As big chains including Best Buy, Nordstrom and Kroger grapple with bare shelves, staffing shortages and inflation, they say rampant theft has become a major problem that is not only hurting their bottom line but also terrifying their employees.
Last week, a Nordstrom store in Walnut Creek, Calif., was besieged by dozens of thieves wearing ski masks and carrying crowbars and guns, according to reports. They made off with as much as $200,000 in merchandise. Three employees were injured from pepper spray and assaults, the police said in a statement.
“We are seeing more and more, particularly organized retail crime,” Best Buy chief executive Corie Barry said on a call with analysts Tuesday. “You can see that pressure in our financials. And more importantly, frankly, you can see that pressure with our associates. It’s traumatizing.”
Organized crime costs retailers $700,000 for every $1 billion in sales, according to a National Retail Federation survey late last year, which also found that 65 percent of retailers said gangs of thieves are showing “greater levels of violence and aggression than they have before,” according to the survey.
Only 29 percent of retailers reported an average dollar value loss of $1,000 in 2019, but that number rose to 50 percent in 2020, according to the survey.

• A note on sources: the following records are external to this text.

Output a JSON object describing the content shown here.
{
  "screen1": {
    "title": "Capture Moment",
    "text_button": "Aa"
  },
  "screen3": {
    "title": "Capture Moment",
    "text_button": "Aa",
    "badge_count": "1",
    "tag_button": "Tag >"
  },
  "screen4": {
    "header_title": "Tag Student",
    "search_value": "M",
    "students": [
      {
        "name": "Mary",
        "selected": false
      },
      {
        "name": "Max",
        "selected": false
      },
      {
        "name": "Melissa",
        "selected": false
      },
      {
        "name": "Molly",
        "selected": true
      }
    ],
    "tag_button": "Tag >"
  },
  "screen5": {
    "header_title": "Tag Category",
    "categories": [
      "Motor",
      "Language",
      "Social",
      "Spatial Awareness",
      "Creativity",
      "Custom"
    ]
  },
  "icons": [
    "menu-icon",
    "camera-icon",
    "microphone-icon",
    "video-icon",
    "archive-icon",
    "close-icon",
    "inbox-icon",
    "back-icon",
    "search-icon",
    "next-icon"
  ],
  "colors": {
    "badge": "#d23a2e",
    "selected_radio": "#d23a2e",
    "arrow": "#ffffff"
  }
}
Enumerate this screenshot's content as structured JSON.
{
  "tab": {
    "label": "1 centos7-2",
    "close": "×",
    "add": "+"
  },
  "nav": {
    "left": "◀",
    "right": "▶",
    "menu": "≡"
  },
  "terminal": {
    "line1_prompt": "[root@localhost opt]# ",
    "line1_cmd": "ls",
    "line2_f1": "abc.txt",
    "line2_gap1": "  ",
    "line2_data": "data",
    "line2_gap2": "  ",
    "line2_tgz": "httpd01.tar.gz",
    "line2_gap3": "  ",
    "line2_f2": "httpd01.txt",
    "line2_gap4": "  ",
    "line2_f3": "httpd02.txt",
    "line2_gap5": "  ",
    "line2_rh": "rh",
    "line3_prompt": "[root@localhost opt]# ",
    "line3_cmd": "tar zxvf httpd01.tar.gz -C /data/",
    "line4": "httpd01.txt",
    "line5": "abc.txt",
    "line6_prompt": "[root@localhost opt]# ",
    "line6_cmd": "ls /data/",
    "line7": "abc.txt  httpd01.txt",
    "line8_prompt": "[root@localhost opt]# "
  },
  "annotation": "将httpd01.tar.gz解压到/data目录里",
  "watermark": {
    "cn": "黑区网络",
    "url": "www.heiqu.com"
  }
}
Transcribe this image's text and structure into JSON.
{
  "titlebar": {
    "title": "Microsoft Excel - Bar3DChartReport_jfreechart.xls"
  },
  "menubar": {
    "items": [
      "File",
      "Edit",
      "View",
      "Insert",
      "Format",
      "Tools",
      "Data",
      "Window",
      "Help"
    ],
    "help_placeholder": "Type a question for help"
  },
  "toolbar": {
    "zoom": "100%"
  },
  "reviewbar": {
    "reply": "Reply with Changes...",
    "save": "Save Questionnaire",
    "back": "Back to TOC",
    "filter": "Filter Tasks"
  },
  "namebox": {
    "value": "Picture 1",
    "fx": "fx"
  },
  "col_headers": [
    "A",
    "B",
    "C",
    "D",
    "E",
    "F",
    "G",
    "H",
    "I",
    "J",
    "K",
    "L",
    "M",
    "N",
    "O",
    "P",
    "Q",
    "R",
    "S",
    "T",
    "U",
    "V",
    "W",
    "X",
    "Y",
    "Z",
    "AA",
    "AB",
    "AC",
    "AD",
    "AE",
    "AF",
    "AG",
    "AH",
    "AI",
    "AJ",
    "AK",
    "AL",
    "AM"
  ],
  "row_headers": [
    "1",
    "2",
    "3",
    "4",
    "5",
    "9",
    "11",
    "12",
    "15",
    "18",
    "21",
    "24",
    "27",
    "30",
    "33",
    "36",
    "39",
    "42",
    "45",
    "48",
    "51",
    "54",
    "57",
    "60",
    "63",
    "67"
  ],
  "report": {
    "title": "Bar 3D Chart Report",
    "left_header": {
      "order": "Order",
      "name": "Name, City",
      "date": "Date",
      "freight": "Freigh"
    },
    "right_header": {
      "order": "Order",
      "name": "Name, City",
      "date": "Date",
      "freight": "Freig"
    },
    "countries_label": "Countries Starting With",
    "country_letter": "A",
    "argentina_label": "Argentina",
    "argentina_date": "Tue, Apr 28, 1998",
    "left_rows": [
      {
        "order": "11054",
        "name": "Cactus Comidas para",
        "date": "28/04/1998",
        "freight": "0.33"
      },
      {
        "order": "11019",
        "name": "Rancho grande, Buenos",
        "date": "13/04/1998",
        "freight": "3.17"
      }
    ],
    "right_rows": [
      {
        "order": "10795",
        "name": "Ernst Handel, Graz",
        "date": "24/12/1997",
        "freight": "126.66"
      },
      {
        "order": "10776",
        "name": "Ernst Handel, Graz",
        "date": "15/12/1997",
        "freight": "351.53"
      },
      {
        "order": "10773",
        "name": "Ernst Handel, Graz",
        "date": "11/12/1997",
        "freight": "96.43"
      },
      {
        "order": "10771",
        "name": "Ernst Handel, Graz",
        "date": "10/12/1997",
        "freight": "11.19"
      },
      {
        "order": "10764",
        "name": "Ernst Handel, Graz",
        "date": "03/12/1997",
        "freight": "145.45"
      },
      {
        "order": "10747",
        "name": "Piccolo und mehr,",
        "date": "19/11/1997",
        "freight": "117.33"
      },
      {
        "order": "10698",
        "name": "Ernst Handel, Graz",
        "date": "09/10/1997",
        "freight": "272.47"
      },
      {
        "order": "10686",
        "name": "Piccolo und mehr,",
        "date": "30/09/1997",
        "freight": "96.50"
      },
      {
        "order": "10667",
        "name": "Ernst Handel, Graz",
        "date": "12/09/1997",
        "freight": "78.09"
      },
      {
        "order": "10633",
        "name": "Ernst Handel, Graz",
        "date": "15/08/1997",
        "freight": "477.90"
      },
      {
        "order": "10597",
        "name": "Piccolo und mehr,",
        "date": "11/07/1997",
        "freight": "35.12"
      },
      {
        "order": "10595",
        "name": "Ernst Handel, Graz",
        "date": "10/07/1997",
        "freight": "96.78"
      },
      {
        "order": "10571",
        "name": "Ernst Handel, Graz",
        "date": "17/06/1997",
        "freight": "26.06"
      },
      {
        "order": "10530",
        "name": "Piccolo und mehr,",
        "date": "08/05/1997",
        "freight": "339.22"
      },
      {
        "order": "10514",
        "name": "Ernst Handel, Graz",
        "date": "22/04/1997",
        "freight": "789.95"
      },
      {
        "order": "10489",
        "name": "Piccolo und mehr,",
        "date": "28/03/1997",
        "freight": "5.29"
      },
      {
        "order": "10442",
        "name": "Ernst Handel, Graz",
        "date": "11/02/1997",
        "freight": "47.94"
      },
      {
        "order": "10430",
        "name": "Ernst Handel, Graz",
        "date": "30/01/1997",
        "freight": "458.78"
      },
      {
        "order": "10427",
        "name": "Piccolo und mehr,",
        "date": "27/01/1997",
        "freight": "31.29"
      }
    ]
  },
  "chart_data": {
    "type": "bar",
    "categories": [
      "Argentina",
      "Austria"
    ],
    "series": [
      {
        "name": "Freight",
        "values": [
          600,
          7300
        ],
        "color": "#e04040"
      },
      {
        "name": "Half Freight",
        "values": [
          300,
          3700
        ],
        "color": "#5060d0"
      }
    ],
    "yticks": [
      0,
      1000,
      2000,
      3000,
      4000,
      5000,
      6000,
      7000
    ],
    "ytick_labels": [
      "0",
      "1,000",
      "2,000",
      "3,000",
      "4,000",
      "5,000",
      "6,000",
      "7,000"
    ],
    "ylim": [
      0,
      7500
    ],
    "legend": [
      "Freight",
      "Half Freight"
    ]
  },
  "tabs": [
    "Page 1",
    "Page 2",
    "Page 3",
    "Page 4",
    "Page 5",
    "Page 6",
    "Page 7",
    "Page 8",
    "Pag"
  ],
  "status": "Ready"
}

Among the most common items stolen are designer clothing, laundry detergent, designer handbags, allergy medicine, razors, high-end liquor and pain relievers.
In last week’s Nordstrom heist in San Francisco, the police arrested two suspects from the melee, one of whom had a firearm. “The remaining suspects in this criminal mob fled from the area in cars at high speed,” the police said in a statement.
Some experts blame a 2014 law in San Francisco, which lessened the penalty for shoplifting to a misdemeanor if the theft is less than $950. On Wednesday, nine suspected shoplifters were nabbed in San Francisco for looting a Louis Vuitton store, a cannabis dispensary and a Walgreens store, lifting $1 million worth of goods, according to law enforcement.
In October, Walgreens said it was closing five drugstores in San Francisco that had experienced high rates of shoplifting, attributing the rash of theft to “organized crime.”
“Organized retail crime continues to be a challenge facing retailers across San Francisco, and we are not immune to that,” Walgreens spokesperson Phil Caruso said at the time. “Retail theft across our San Francisco stores has continued to increase in the past few months to five times our chain average.”
In September, Kroger chief executive Rodney McMullen also called out “organized crime” as contributing to a financial hit to the largest supermarket chain.
“I know Congress and other groups are starting to spend more time on understanding what’s driving [the theft],” McMullen said on a call with analysts. The government is also investigating “the distribution channels for the stolen products,” McMullen said.